The final form of the government’s Digital Strategy is due to be published in mid-May, says Julian Kersey, a spokesman for the office of IT minister David Cunliffe.
The strategy, which will guide ICT policy for the next five years, was first hinted at in a Computerworld interview by Ministry of Economic Development IT policy chief Reg Hammond in late 2003.
After a consultations exercise involving mainly government agencies but a few outside organisations, a draft strategy was published mid-last year, with “content”, “connection” and “confidence” in using the technology as its three main principles. Comments were invited from the public, but a digest of the feedback published in November was criticised in some quarters as offering little sense of a clear direction or the difference that the consultations had made.
Consideration of the submissions is now finished and the process of putting the final report together for publication is well advanced, says Kersey.

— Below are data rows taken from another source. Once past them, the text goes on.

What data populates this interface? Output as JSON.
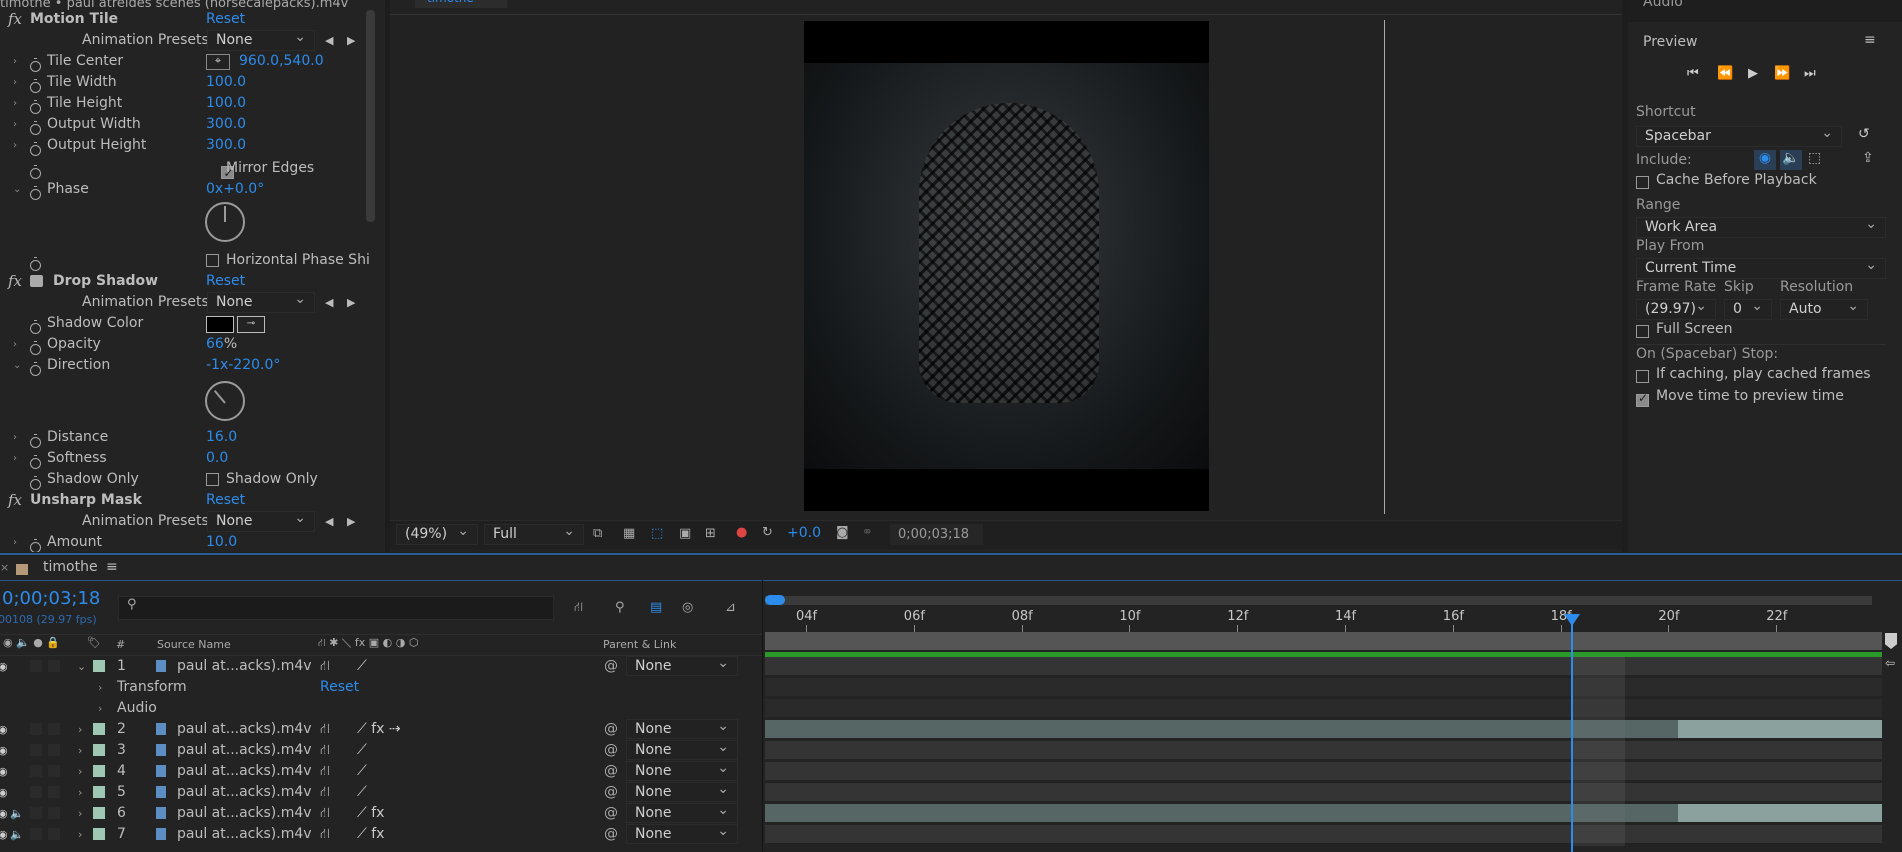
{
  "effect_controls": {
    "header": "timothe • paul atreides scenes (horsecalepacks).m4v",
    "motion_tile": {
      "name": "Motion Tile",
      "reset": "Reset",
      "presets_label": "Animation Presets:",
      "presets_value": "None",
      "props": [
        {
          "label": "Tile Center",
          "value": "960.0,540.0"
        },
        {
          "label": "Tile Width",
          "value": "100.0"
        },
        {
          "label": "Tile Height",
          "value": "100.0"
        },
        {
          "label": "Output Width",
          "value": "300.0"
        },
        {
          "label": "Output Height",
          "value": "300.0"
        }
      ],
      "mirror_edges": "Mirror Edges",
      "phase_label": "Phase",
      "phase_value": "0x+0.0°",
      "hphase": "Horizontal Phase Shi"
    },
    "drop_shadow": {
      "name": "Drop Shadow",
      "reset": "Reset",
      "presets_label": "Animation Presets:",
      "presets_value": "None",
      "shadow_color_label": "Shadow Color",
      "shadow_color": "#000000",
      "opacity_label": "Opacity",
      "opacity_value": "66",
      "opacity_unit": "%",
      "direction_label": "Direction",
      "direction_value": "-1x-220.0°",
      "distance_label": "Distance",
      "distance_value": "16.0",
      "softness_label": "Softness",
      "softness_value": "0.0",
      "shadow_only_label": "Shadow Only",
      "shadow_only_check": "Shadow Only"
    },
    "unsharp_mask": {
      "name": "Unsharp Mask",
      "reset": "Reset",
      "presets_label": "Animation Presets:",
      "presets_value": "None",
      "amount_label": "Amount",
      "amount_value": "10.0"
    }
  },
  "viewer": {
    "tab": "timothe",
    "zoom": "(49%)",
    "resolution": "Full",
    "exposure": "+0.0",
    "timecode": "0;00;03;18"
  },
  "preview": {
    "top_label": "Audio",
    "title": "Preview",
    "shortcut_label": "Shortcut",
    "shortcut_value": "Spacebar",
    "include_label": "Include:",
    "cache_before": "Cache Before Playback",
    "range_label": "Range",
    "range_value": "Work Area",
    "play_from_label": "Play From",
    "play_from_value": "Current Time",
    "frame_rate_label": "Frame Rate",
    "frame_rate_value": "(29.97)",
    "skip_label": "Skip",
    "skip_value": "0",
    "resolution_label": "Resolution",
    "resolution_value": "Auto",
    "full_screen": "Full Screen",
    "stop_label": "On (Spacebar) Stop:",
    "if_caching": "If caching, play cached frames",
    "move_time": "Move time to preview time"
  },
  "timeline": {
    "comp_name": "timothe",
    "timecode": "0;00;03;18",
    "fps": "00108 (29.97 fps)",
    "search_placeholder": "",
    "col_num": "#",
    "col_source": "Source Name",
    "col_parent": "Parent & Link",
    "ruler": [
      "04f",
      "06f",
      "08f",
      "10f",
      "12f",
      "14f",
      "16f",
      "18f",
      "20f",
      "22f"
    ],
    "layers": [
      {
        "num": "1",
        "name": "paul at...acks).m4v",
        "parent": "None"
      },
      {
        "num": "2",
        "name": "paul at...acks).m4v",
        "parent": "None"
      },
      {
        "num": "3",
        "name": "paul at...acks).m4v",
        "parent": "None"
      },
      {
        "num": "4",
        "name": "paul at...acks).m4v",
        "parent": "None"
      },
      {
        "num": "5",
        "name": "paul at...acks).m4v",
        "parent": "None"
      },
      {
        "num": "6",
        "name": "paul at...acks).m4v",
        "parent": "None"
      },
      {
        "num": "7",
        "name": "paul at...acks).m4v",
        "parent": "None"
      }
    ],
    "transform_label": "Transform",
    "transform_reset": "Reset",
    "audio_label": "Audio"
  }
}
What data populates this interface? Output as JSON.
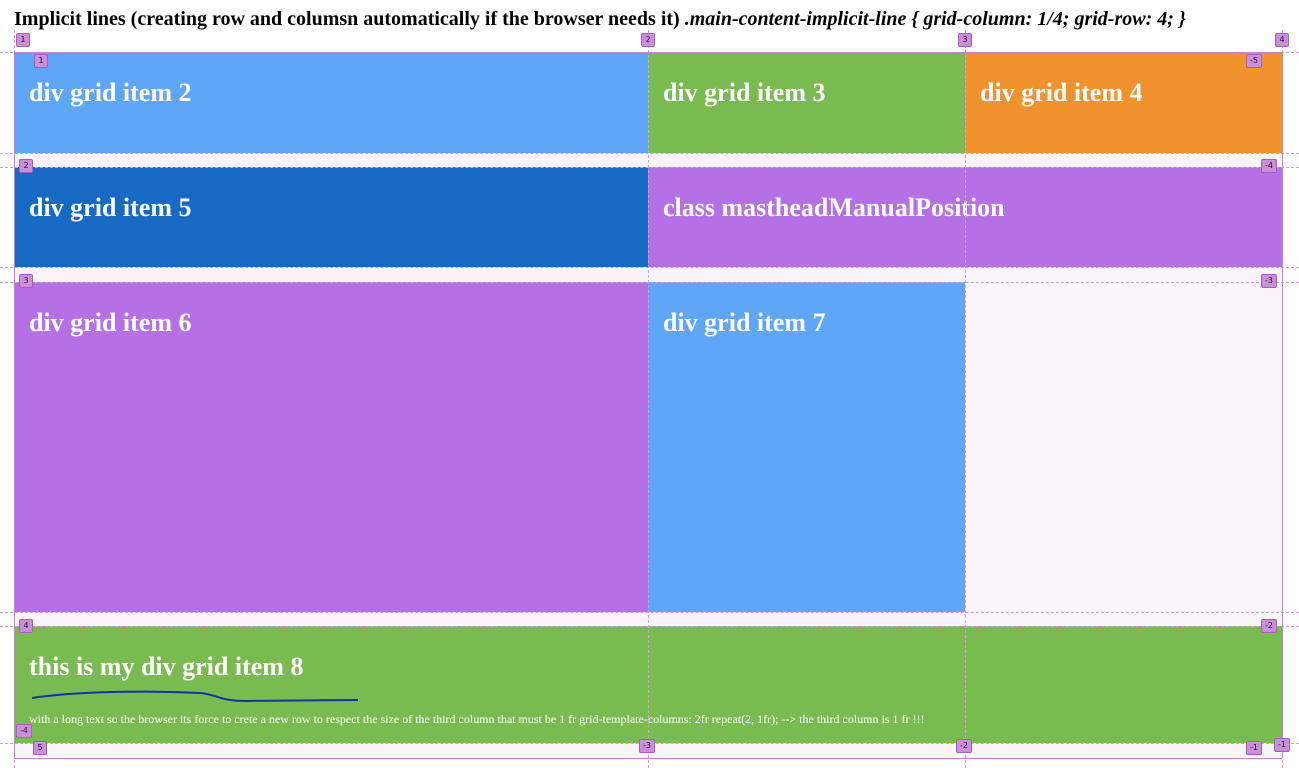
{
  "heading": {
    "plain": "Implicit lines (creating row and columsn automatically if the browser needs it) ",
    "code": ".main-content-implicit-line { grid-column: 1/4; grid-row: 4; }"
  },
  "items": {
    "item2": "div grid item 2",
    "item3": "div grid item 3",
    "item4": "div grid item 4",
    "item5": "div grid item 5",
    "masthead": "class mastheadManualPosition",
    "item6": "div grid item 6",
    "item7": "div grid item 7",
    "item8_title": "this is my div grid item 8",
    "item8_text": "with a long text so the browser its force to crete a new row to respect the size of the third column that must be 1 fr grid-template-columns: 2fr repeat(2, 1fr); --> the third column is 1 fr !!!"
  },
  "colors": {
    "light_blue": "#60a6f8",
    "green": "#7abb51",
    "orange": "#f0932f",
    "dark_blue": "#1769c4",
    "purple": "#b570e6",
    "grid_bg": "#fbf5fb",
    "line_marker": "#c990d8"
  },
  "line_numbers": {
    "col_top": [
      "1",
      "2",
      "3",
      "4"
    ],
    "row_left": [
      "1",
      "2",
      "3",
      "4",
      "-4"
    ],
    "row_right": [
      "-5",
      "-4",
      "-3",
      "-2",
      "-1"
    ],
    "col_bottom": [
      "5",
      "-3",
      "-2",
      "-1"
    ]
  }
}
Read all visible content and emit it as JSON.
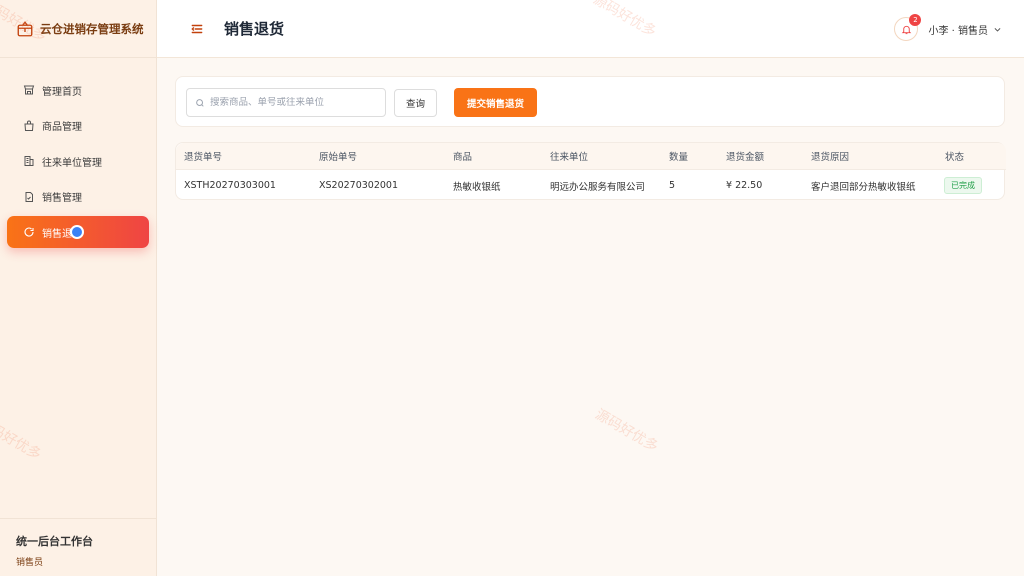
{
  "brand": {
    "title": "云仓进销存管理系统"
  },
  "sidebar": {
    "items": [
      {
        "label": "管理首页",
        "icon": "store-icon"
      },
      {
        "label": "商品管理",
        "icon": "bag-icon"
      },
      {
        "label": "往来单位管理",
        "icon": "building-icon"
      },
      {
        "label": "销售管理",
        "icon": "document-icon"
      },
      {
        "label": "销售退",
        "icon": "refresh-icon",
        "active": true
      }
    ],
    "footer_title": "统一后台工作台",
    "footer_role": "销售员"
  },
  "header": {
    "title": "销售退货",
    "notification_count": "2",
    "user_label": "小李 · 销售员"
  },
  "search": {
    "placeholder": "搜索商品、单号或往来单位",
    "value": "",
    "query_label": "查询",
    "submit_label": "提交销售退货"
  },
  "table": {
    "columns": [
      "退货单号",
      "原始单号",
      "商品",
      "往来单位",
      "数量",
      "退货金额",
      "退货原因",
      "状态"
    ],
    "rows": [
      [
        "XSTH20270303001",
        "XS20270302001",
        "热敏收银纸",
        "明远办公服务有限公司",
        "5",
        "¥ 22.50",
        "客户退回部分热敏收银纸",
        "已完成"
      ]
    ]
  },
  "watermark_text": "源码好优多",
  "colors": {
    "accent": "#f97316",
    "accent_end": "#ef4444",
    "success": "#22a04a"
  }
}
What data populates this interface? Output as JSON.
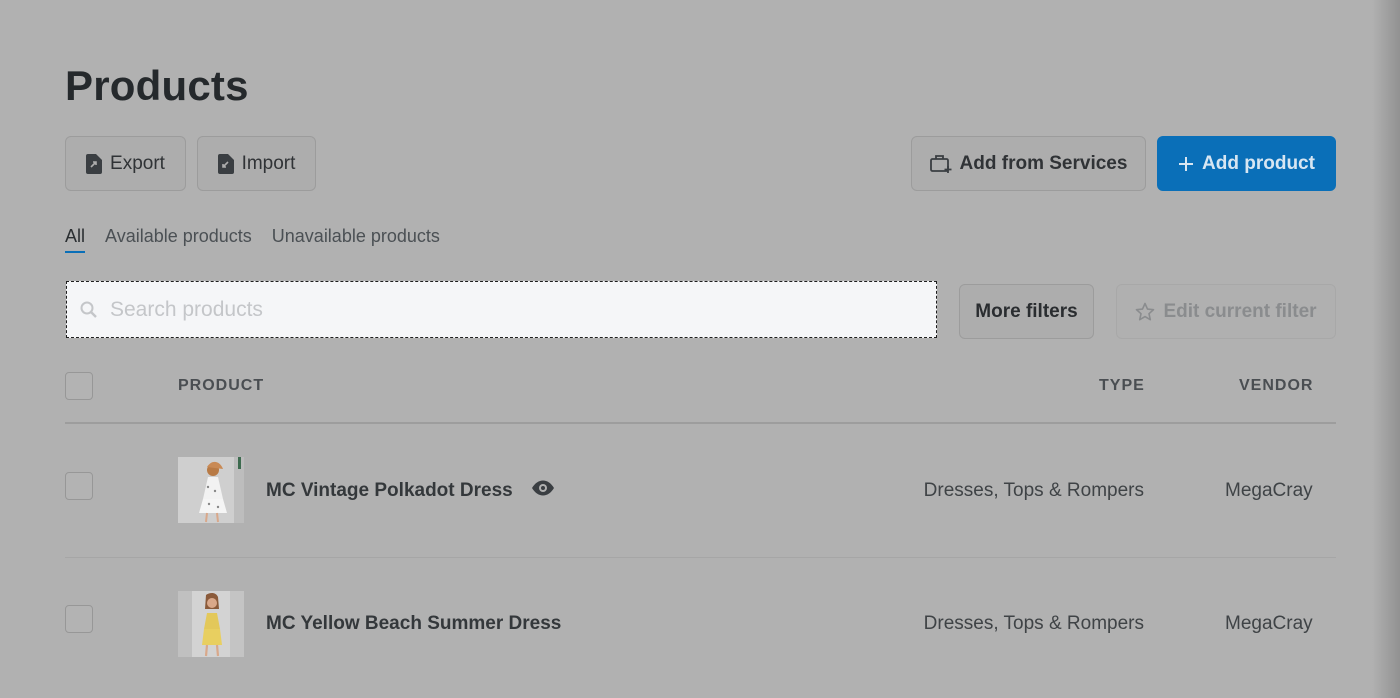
{
  "page": {
    "title": "Products"
  },
  "actions": {
    "export_label": "Export",
    "import_label": "Import",
    "add_from_services_label": "Add from Services",
    "add_product_label": "Add product"
  },
  "tabs": [
    {
      "label": "All",
      "active": true
    },
    {
      "label": "Available products",
      "active": false
    },
    {
      "label": "Unavailable products",
      "active": false
    }
  ],
  "search": {
    "placeholder": "Search products",
    "value": ""
  },
  "filters": {
    "more_filters_label": "More filters",
    "edit_filter_label": "Edit current filter"
  },
  "table": {
    "columns": [
      "PRODUCT",
      "TYPE",
      "VENDOR"
    ],
    "rows": [
      {
        "name": "MC Vintage Polkadot Dress",
        "type": "Dresses, Tops & Rompers",
        "vendor": "MegaCray",
        "preview_icon": "eye-icon"
      },
      {
        "name": "MC Yellow Beach Summer Dress",
        "type": "Dresses, Tops & Rompers",
        "vendor": "MegaCray"
      }
    ]
  },
  "colors": {
    "accent": "#0a6fb8",
    "overlay_bg": "#b1b1b1"
  }
}
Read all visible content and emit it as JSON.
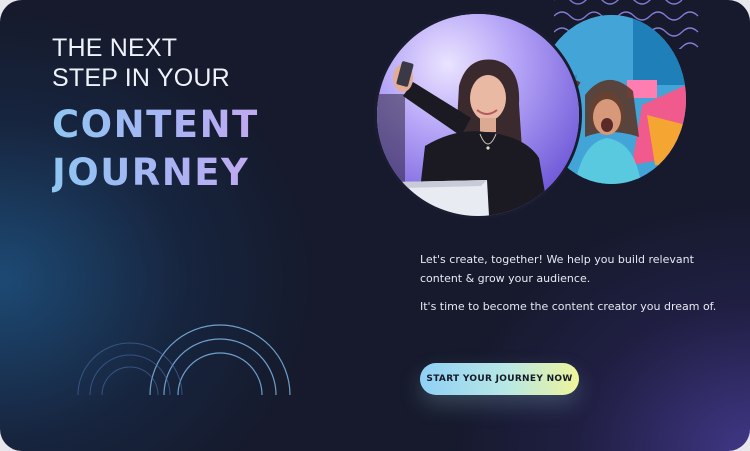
{
  "hero": {
    "headline_line1": "THE NEXT",
    "headline_line2": "STEP IN YOUR",
    "headline_line3": "CONTENT",
    "headline_line4": "JOURNEY"
  },
  "body": {
    "paragraph1": "Let's create, together! We help you build relevant content & grow your audience.",
    "paragraph2": "It's time to become the content creator you dream of."
  },
  "cta": {
    "label": "START YOUR JOURNEY NOW"
  },
  "images": {
    "main_photo": "woman-taking-selfie-photo",
    "secondary_photo": "woman-laughing-colorful-wall-photo"
  },
  "colors": {
    "background": "#161a2c",
    "headline_gradient_start": "#8fc6f2",
    "headline_gradient_end": "#c1a9f0",
    "button_gradient_start": "#8fd0f6",
    "button_gradient_end": "#eef49a"
  }
}
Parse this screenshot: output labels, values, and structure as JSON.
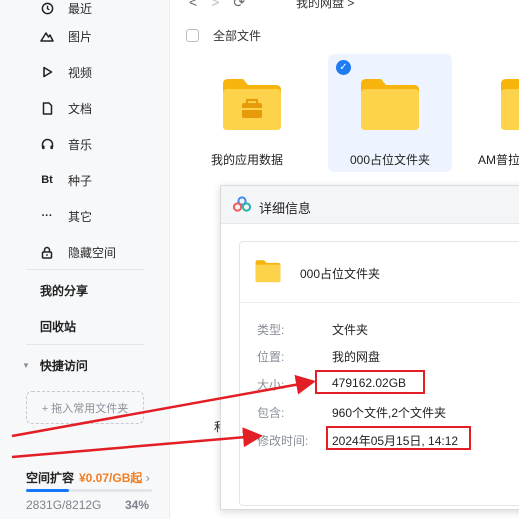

Some issues identified by Hammond at the beginning of the process, such as combatting spam, have already seen action, with legislation about to be introduced into Parliament. Other issues identified in the document haven't seen much attention, such as an expressed preference for "facilities-based competition" in telecommunications, which has disappointed those who read it as effectively signalling local loop unbundling.